Data records for software interfaces
_ _ _
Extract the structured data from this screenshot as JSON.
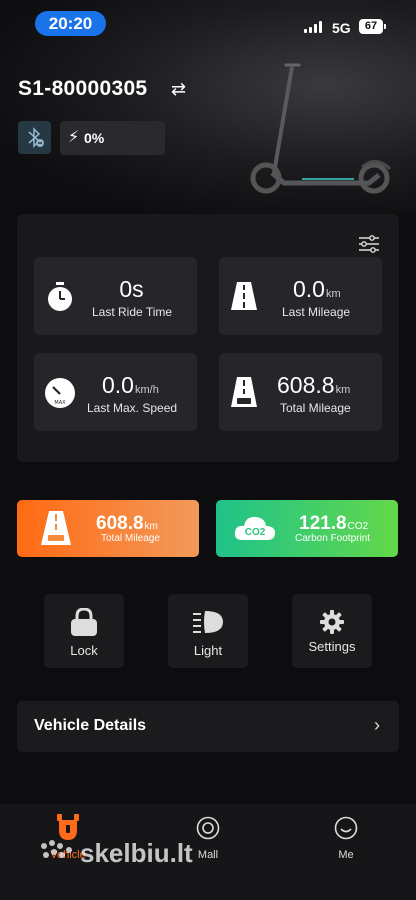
{
  "status_bar": {
    "time": "20:20",
    "network": "5G",
    "battery": "67"
  },
  "vehicle": {
    "id": "S1-80000305",
    "charge": "0%"
  },
  "stats": [
    {
      "value": "0s",
      "unit": "",
      "label": "Last Ride Time",
      "icon": "stopwatch-icon"
    },
    {
      "value": "0.0",
      "unit": "km",
      "label": "Last Mileage",
      "icon": "road-icon"
    },
    {
      "value": "0.0",
      "unit": "km/h",
      "label": "Last Max. Speed",
      "icon": "speedometer-icon"
    },
    {
      "value": "608.8",
      "unit": "km",
      "label": "Total Mileage",
      "icon": "road-icon"
    }
  ],
  "highlights": {
    "mileage": {
      "value": "608.8",
      "unit": "km",
      "label": "Total Mileage",
      "color": "#f37a2e"
    },
    "carbon": {
      "value": "121.8",
      "unit": "CO2",
      "label": "Carbon Footprint",
      "icon_text": "CO2",
      "color": "#2fc775"
    }
  },
  "controls": {
    "lock": "Lock",
    "light": "Light",
    "settings": "Settings"
  },
  "details": {
    "title": "Vehicle Details"
  },
  "nav": {
    "vehicle": "Vehicle",
    "mall": "Mall",
    "me": "Me"
  },
  "watermark": "skelbiu.lt",
  "colors": {
    "accent": "#ff6b1a",
    "time_pill": "#1a73e8"
  }
}
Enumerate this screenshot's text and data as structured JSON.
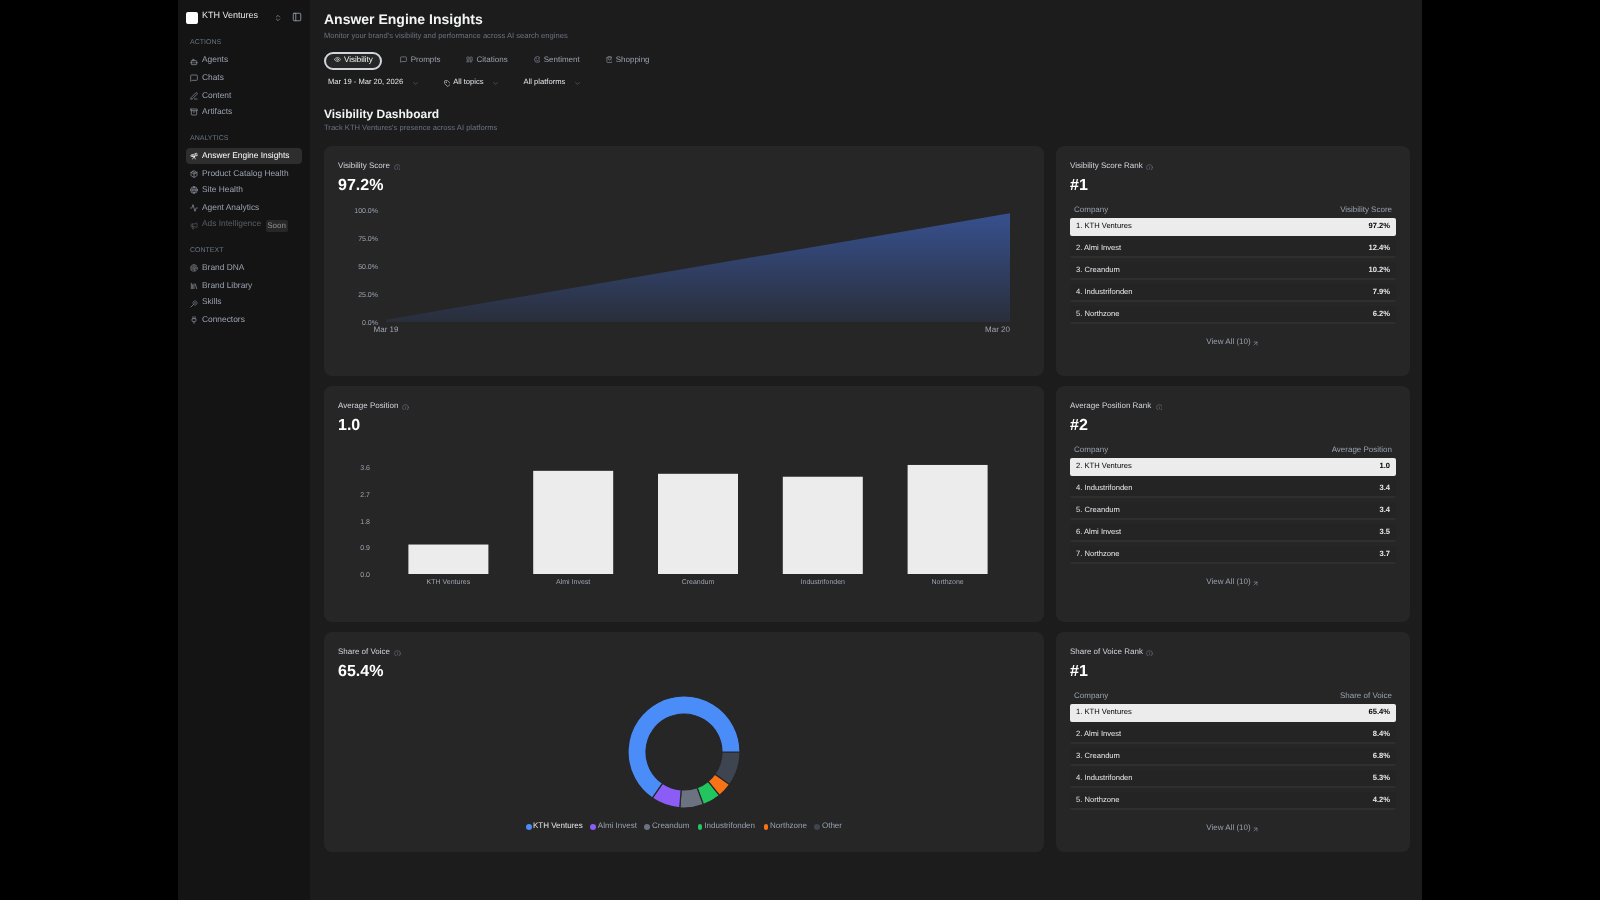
{
  "sidebar": {
    "workspace": "KTH Ventures",
    "sections": [
      {
        "heading": "ACTIONS",
        "items": [
          {
            "label": "Agents",
            "selected": false,
            "disabled": false
          },
          {
            "label": "Chats",
            "selected": false,
            "disabled": false
          },
          {
            "label": "Content",
            "selected": false,
            "disabled": false
          },
          {
            "label": "Artifacts",
            "selected": false,
            "disabled": false
          }
        ]
      },
      {
        "heading": "ANALYTICS",
        "items": [
          {
            "label": "Answer Engine Insights",
            "selected": true,
            "disabled": false
          },
          {
            "label": "Product Catalog Health",
            "selected": false,
            "disabled": false
          },
          {
            "label": "Site Health",
            "selected": false,
            "disabled": false
          },
          {
            "label": "Agent Analytics",
            "selected": false,
            "disabled": false
          },
          {
            "label": "Ads Intelligence",
            "selected": false,
            "disabled": true,
            "badge": "Soon"
          }
        ]
      },
      {
        "heading": "CONTEXT",
        "items": [
          {
            "label": "Brand DNA",
            "selected": false,
            "disabled": false
          },
          {
            "label": "Brand Library",
            "selected": false,
            "disabled": false
          },
          {
            "label": "Skills",
            "selected": false,
            "disabled": false
          },
          {
            "label": "Connectors",
            "selected": false,
            "disabled": false
          }
        ]
      }
    ]
  },
  "header": {
    "title": "Answer Engine Insights",
    "subtitle": "Monitor your brand's visibility and performance across AI search engines"
  },
  "tabs": [
    {
      "label": "Visibility",
      "selected": true
    },
    {
      "label": "Prompts",
      "selected": false
    },
    {
      "label": "Citations",
      "selected": false
    },
    {
      "label": "Sentiment",
      "selected": false
    },
    {
      "label": "Shopping",
      "selected": false
    }
  ],
  "filters": [
    "Mar 19 - Mar 20, 2026",
    "All topics",
    "All platforms"
  ],
  "dashboard": {
    "title": "Visibility Dashboard",
    "subtitle": "Track KTH Ventures's presence across AI platforms"
  },
  "visibility_card": {
    "title": "Visibility Score",
    "value": "97.2%",
    "chart_data": {
      "type": "area",
      "x": [
        "Mar 19",
        "Mar 20"
      ],
      "ylim": [
        0,
        100
      ],
      "yticks": [
        {
          "value": 0,
          "label": "0.0%"
        },
        {
          "value": 25,
          "label": "25.0%"
        },
        {
          "value": 50,
          "label": "50.0%"
        },
        {
          "value": 75,
          "label": "75.0%"
        },
        {
          "value": 100,
          "label": "100.0%"
        }
      ],
      "series": [
        {
          "color": "#3b5ba9",
          "values": [
            2,
            97
          ]
        }
      ]
    }
  },
  "visibility_rank": {
    "title": "Visibility Score Rank",
    "rank": "#1",
    "columns": [
      "Company",
      "Visibility Score"
    ],
    "rows": [
      {
        "company": "1. KTH Ventures",
        "value": "97.2%",
        "highlighted": true
      },
      {
        "company": "2. Almi Invest",
        "value": "12.4%",
        "highlighted": false
      },
      {
        "company": "3. Creandum",
        "value": "10.2%",
        "highlighted": false
      },
      {
        "company": "4. Industrifonden",
        "value": "7.9%",
        "highlighted": false
      },
      {
        "company": "5. Northzone",
        "value": "6.2%",
        "highlighted": false
      }
    ],
    "link": "View All (10)"
  },
  "position_card": {
    "title": "Average Position",
    "value": "1.0",
    "chart_data": {
      "type": "bar",
      "categories": [
        "KTH Ventures",
        "Almi Invest",
        "Creandum",
        "Industrifonden",
        "Northzone"
      ],
      "ylim": [
        0,
        3.8
      ],
      "yticks": [
        {
          "value": 0,
          "label": "0.0"
        },
        {
          "value": 0.9,
          "label": "0.9"
        },
        {
          "value": 1.8,
          "label": "1.8"
        },
        {
          "value": 2.7,
          "label": "2.7"
        },
        {
          "value": 3.6,
          "label": "3.6"
        }
      ],
      "series": [
        {
          "color": "#ececec",
          "values": [
            1.0,
            3.5,
            3.4,
            3.3,
            3.7
          ]
        }
      ]
    }
  },
  "position_rank": {
    "title": "Average Position Rank",
    "rank": "#2",
    "columns": [
      "Company",
      "Average Position"
    ],
    "rows": [
      {
        "company": "2. KTH Ventures",
        "value": "1.0",
        "highlighted": true
      },
      {
        "company": "4. Industrifonden",
        "value": "3.4",
        "highlighted": false
      },
      {
        "company": "5. Creandum",
        "value": "3.4",
        "highlighted": false
      },
      {
        "company": "6. Almi Invest",
        "value": "3.5",
        "highlighted": false
      },
      {
        "company": "7. Northzone",
        "value": "3.7",
        "highlighted": false
      }
    ],
    "link": "View All (10)"
  },
  "voice_card": {
    "title": "Share of Voice",
    "value": "65.4%",
    "chart_data": {
      "type": "donut",
      "categories": [
        "KTH Ventures",
        "Almi Invest",
        "Creandum",
        "Industrifonden",
        "Northzone",
        "Other"
      ],
      "series": [
        {
          "values": [
            65.4,
            8.4,
            6.8,
            5.3,
            4.2,
            9.9
          ]
        }
      ],
      "legend": "bottom",
      "colors": [
        "#4b8df8",
        "#8b5cf6",
        "#6b7280",
        "#22c55e",
        "#f97316",
        "#3f4451"
      ]
    }
  },
  "voice_rank": {
    "title": "Share of Voice Rank",
    "rank": "#1",
    "columns": [
      "Company",
      "Share of Voice"
    ],
    "rows": [
      {
        "company": "1. KTH Ventures",
        "value": "65.4%",
        "highlighted": true
      },
      {
        "company": "2. Almi Invest",
        "value": "8.4%",
        "highlighted": false
      },
      {
        "company": "3. Creandum",
        "value": "6.8%",
        "highlighted": false
      },
      {
        "company": "4. Industrifonden",
        "value": "5.3%",
        "highlighted": false
      },
      {
        "company": "5. Northzone",
        "value": "4.2%",
        "highlighted": false
      }
    ],
    "link": "View All (10)"
  }
}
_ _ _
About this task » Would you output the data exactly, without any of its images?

Answer box »
Extract the structured data from this screenshot as JSON.
{
  "status_bar": {
    "time": "20:20",
    "network": "5G",
    "battery": "67"
  },
  "vehicle": {
    "id": "S1-80000305",
    "charge": "0%"
  },
  "stats": [
    {
      "value": "0s",
      "unit": "",
      "label": "Last Ride Time",
      "icon": "stopwatch-icon"
    },
    {
      "value": "0.0",
      "unit": "km",
      "label": "Last Mileage",
      "icon": "road-icon"
    },
    {
      "value": "0.0",
      "unit": "km/h",
      "label": "Last Max. Speed",
      "icon": "speedometer-icon"
    },
    {
      "value": "608.8",
      "unit": "km",
      "label": "Total Mileage",
      "icon": "road-icon"
    }
  ],
  "highlights": {
    "mileage": {
      "value": "608.8",
      "unit": "km",
      "label": "Total Mileage",
      "color": "#f37a2e"
    },
    "carbon": {
      "value": "121.8",
      "unit": "CO2",
      "label": "Carbon Footprint",
      "icon_text": "CO2",
      "color": "#2fc775"
    }
  },
  "controls": {
    "lock": "Lock",
    "light": "Light",
    "settings": "Settings"
  },
  "details": {
    "title": "Vehicle Details"
  },
  "nav": {
    "vehicle": "Vehicle",
    "mall": "Mall",
    "me": "Me"
  },
  "watermark": "skelbiu.lt",
  "colors": {
    "accent": "#ff6b1a",
    "time_pill": "#1a73e8"
  }
}
Enumerate this screenshot's text and data as structured JSON.
{
  "sidebar": {
    "workspace": "KTH Ventures",
    "sections": [
      {
        "heading": "ACTIONS",
        "items": [
          {
            "label": "Agents",
            "selected": false,
            "disabled": false
          },
          {
            "label": "Chats",
            "selected": false,
            "disabled": false
          },
          {
            "label": "Content",
            "selected": false,
            "disabled": false
          },
          {
            "label": "Artifacts",
            "selected": false,
            "disabled": false
          }
        ]
      },
      {
        "heading": "ANALYTICS",
        "items": [
          {
            "label": "Answer Engine Insights",
            "selected": true,
            "disabled": false
          },
          {
            "label": "Product Catalog Health",
            "selected": false,
            "disabled": false
          },
          {
            "label": "Site Health",
            "selected": false,
            "disabled": false
          },
          {
            "label": "Agent Analytics",
            "selected": false,
            "disabled": false
          },
          {
            "label": "Ads Intelligence",
            "selected": false,
            "disabled": true,
            "badge": "Soon"
          }
        ]
      },
      {
        "heading": "CONTEXT",
        "items": [
          {
            "label": "Brand DNA",
            "selected": false,
            "disabled": false
          },
          {
            "label": "Brand Library",
            "selected": false,
            "disabled": false
          },
          {
            "label": "Skills",
            "selected": false,
            "disabled": false
          },
          {
            "label": "Connectors",
            "selected": false,
            "disabled": false
          }
        ]
      }
    ]
  },
  "header": {
    "title": "Answer Engine Insights",
    "subtitle": "Monitor your brand's visibility and performance across AI search engines"
  },
  "tabs": [
    {
      "label": "Visibility",
      "selected": true
    },
    {
      "label": "Prompts",
      "selected": false
    },
    {
      "label": "Citations",
      "selected": false
    },
    {
      "label": "Sentiment",
      "selected": false
    },
    {
      "label": "Shopping",
      "selected": false
    }
  ],
  "filters": [
    "Mar 19 - Mar 20, 2026",
    "All topics",
    "All platforms"
  ],
  "dashboard": {
    "title": "Visibility Dashboard",
    "subtitle": "Track KTH Ventures's presence across AI platforms"
  },
  "visibility_card": {
    "title": "Visibility Score",
    "value": "97.2%",
    "chart_data": {
      "type": "area",
      "x": [
        "Mar 19",
        "Mar 20"
      ],
      "ylim": [
        0,
        100
      ],
      "yticks": [
        {
          "value": 0,
          "label": "0.0%"
        },
        {
          "value": 25,
          "label": "25.0%"
        },
        {
          "value": 50,
          "label": "50.0%"
        },
        {
          "value": 75,
          "label": "75.0%"
        },
        {
          "value": 100,
          "label": "100.0%"
        }
      ],
      "series": [
        {
          "color": "#3b5ba9",
          "values": [
            2,
            97
          ]
        }
      ]
    }
  },
  "visibility_rank": {
    "title": "Visibility Score Rank",
    "rank": "#1",
    "columns": [
      "Company",
      "Visibility Score"
    ],
    "rows": [
      {
        "company": "1. KTH Ventures",
        "value": "97.2%",
        "highlighted": true
      },
      {
        "company": "2. Almi Invest",
        "value": "12.4%",
        "highlighted": false
      },
      {
        "company": "3. Creandum",
        "value": "10.2%",
        "highlighted": false
      },
      {
        "company": "4. Industrifonden",
        "value": "7.9%",
        "highlighted": false
      },
      {
        "company": "5. Northzone",
        "value": "6.2%",
        "highlighted": false
      }
    ],
    "link": "View All (10)"
  },
  "position_card": {
    "title": "Average Position",
    "value": "1.0",
    "chart_data": {
      "type": "bar",
      "categories": [
        "KTH Ventures",
        "Almi Invest",
        "Creandum",
        "Industrifonden",
        "Northzone"
      ],
      "ylim": [
        0,
        3.8
      ],
      "yticks": [
        {
          "value": 0,
          "label": "0.0"
        },
        {
          "value": 0.9,
          "label": "0.9"
        },
        {
          "value": 1.8,
          "label": "1.8"
        },
        {
          "value": 2.7,
          "label": "2.7"
        },
        {
          "value": 3.6,
          "label": "3.6"
        }
      ],
      "series": [
        {
          "color": "#ececec",
          "values": [
            1.0,
            3.5,
            3.4,
            3.3,
            3.7
          ]
        }
      ]
    }
  },
  "position_rank": {
    "title": "Average Position Rank",
    "rank": "#2",
    "columns": [
      "Company",
      "Average Position"
    ],
    "rows": [
      {
        "company": "2. KTH Ventures",
        "value": "1.0",
        "highlighted": true
      },
      {
        "company": "4. Industrifonden",
        "value": "3.4",
        "highlighted": false
      },
      {
        "company": "5. Creandum",
        "value": "3.4",
        "highlighted": false
      },
      {
        "company": "6. Almi Invest",
        "value": "3.5",
        "highlighted": false
      },
      {
        "company": "7. Northzone",
        "value": "3.7",
        "highlighted": false
      }
    ],
    "link": "View All (10)"
  },
  "voice_card": {
    "title": "Share of Voice",
    "value": "65.4%",
    "chart_data": {
      "type": "donut",
      "categories": [
        "KTH Ventures",
        "Almi Invest",
        "Creandum",
        "Industrifonden",
        "Northzone",
        "Other"
      ],
      "series": [
        {
          "values": [
            65.4,
            8.4,
            6.8,
            5.3,
            4.2,
            9.9
          ]
        }
      ],
      "legend": "bottom",
      "colors": [
        "#4b8df8",
        "#8b5cf6",
        "#6b7280",
        "#22c55e",
        "#f97316",
        "#3f4451"
      ]
    }
  },
  "voice_rank": {
    "title": "Share of Voice Rank",
    "rank": "#1",
    "columns": [
      "Company",
      "Share of Voice"
    ],
    "rows": [
      {
        "company": "1. KTH Ventures",
        "value": "65.4%",
        "highlighted": true
      },
      {
        "company": "2. Almi Invest",
        "value": "8.4%",
        "highlighted": false
      },
      {
        "company": "3. Creandum",
        "value": "6.8%",
        "highlighted": false
      },
      {
        "company": "4. Industrifonden",
        "value": "5.3%",
        "highlighted": false
      },
      {
        "company": "5. Northzone",
        "value": "4.2%",
        "highlighted": false
      }
    ],
    "link": "View All (10)"
  }
}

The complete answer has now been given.